--- START ---

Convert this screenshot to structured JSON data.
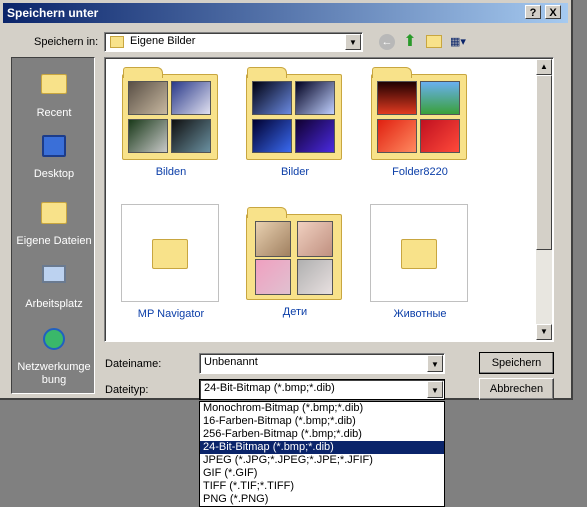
{
  "window": {
    "title": "Speichern unter",
    "help_btn": "?",
    "close_btn": "X"
  },
  "toolbar": {
    "save_in_label": "Speichern in:",
    "location": "Eigene Bilder"
  },
  "places": [
    {
      "label": "Recent",
      "icon": "recent-icon"
    },
    {
      "label": "Desktop",
      "icon": "desktop-icon"
    },
    {
      "label": "Eigene Dateien",
      "icon": "my-documents-icon"
    },
    {
      "label": "Arbeitsplatz",
      "icon": "my-computer-icon"
    },
    {
      "label": "Netzwerkumge bung",
      "icon": "network-icon"
    }
  ],
  "items": [
    {
      "label": "Bilden"
    },
    {
      "label": "Bilder"
    },
    {
      "label": "Folder8220"
    },
    {
      "label": "MP Navigator"
    },
    {
      "label": "Дети"
    },
    {
      "label": "Животные"
    }
  ],
  "form": {
    "filename_label": "Dateiname:",
    "filename_value": "Unbenannt",
    "filetype_label": "Dateityp:",
    "filetype_value": "24-Bit-Bitmap (*.bmp;*.dib)",
    "save_button": "Speichern",
    "cancel_button": "Abbrechen"
  },
  "filetype_options": [
    "Monochrom-Bitmap (*.bmp;*.dib)",
    "16-Farben-Bitmap (*.bmp;*.dib)",
    "256-Farben-Bitmap (*.bmp;*.dib)",
    "24-Bit-Bitmap (*.bmp;*.dib)",
    "JPEG (*.JPG;*.JPEG;*.JPE;*.JFIF)",
    "GIF (*.GIF)",
    "TIFF (*.TIF;*.TIFF)",
    "PNG (*.PNG)"
  ],
  "selected_option_index": 3,
  "colors": {
    "title_start": "#0a246a",
    "title_end": "#a6caf0",
    "link_text": "#0b3ea8",
    "face": "#d4d0c8",
    "folder": "#f8e28a"
  }
}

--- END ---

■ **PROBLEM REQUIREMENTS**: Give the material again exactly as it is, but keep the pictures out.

■ **EXERCISE OUTPUT**:
Convert this screenshot to structured JSON data.
{
  "window": {
    "title": "Speichern unter",
    "help_btn": "?",
    "close_btn": "X"
  },
  "toolbar": {
    "save_in_label": "Speichern in:",
    "location": "Eigene Bilder"
  },
  "places": [
    {
      "label": "Recent",
      "icon": "recent-icon"
    },
    {
      "label": "Desktop",
      "icon": "desktop-icon"
    },
    {
      "label": "Eigene Dateien",
      "icon": "my-documents-icon"
    },
    {
      "label": "Arbeitsplatz",
      "icon": "my-computer-icon"
    },
    {
      "label": "Netzwerkumge bung",
      "icon": "network-icon"
    }
  ],
  "items": [
    {
      "label": "Bilden"
    },
    {
      "label": "Bilder"
    },
    {
      "label": "Folder8220"
    },
    {
      "label": "MP Navigator"
    },
    {
      "label": "Дети"
    },
    {
      "label": "Животные"
    }
  ],
  "form": {
    "filename_label": "Dateiname:",
    "filename_value": "Unbenannt",
    "filetype_label": "Dateityp:",
    "filetype_value": "24-Bit-Bitmap (*.bmp;*.dib)",
    "save_button": "Speichern",
    "cancel_button": "Abbrechen"
  },
  "filetype_options": [
    "Monochrom-Bitmap (*.bmp;*.dib)",
    "16-Farben-Bitmap (*.bmp;*.dib)",
    "256-Farben-Bitmap (*.bmp;*.dib)",
    "24-Bit-Bitmap (*.bmp;*.dib)",
    "JPEG (*.JPG;*.JPEG;*.JPE;*.JFIF)",
    "GIF (*.GIF)",
    "TIFF (*.TIF;*.TIFF)",
    "PNG (*.PNG)"
  ],
  "selected_option_index": 3,
  "colors": {
    "title_start": "#0a246a",
    "title_end": "#a6caf0",
    "link_text": "#0b3ea8",
    "face": "#d4d0c8",
    "folder": "#f8e28a"
  }
}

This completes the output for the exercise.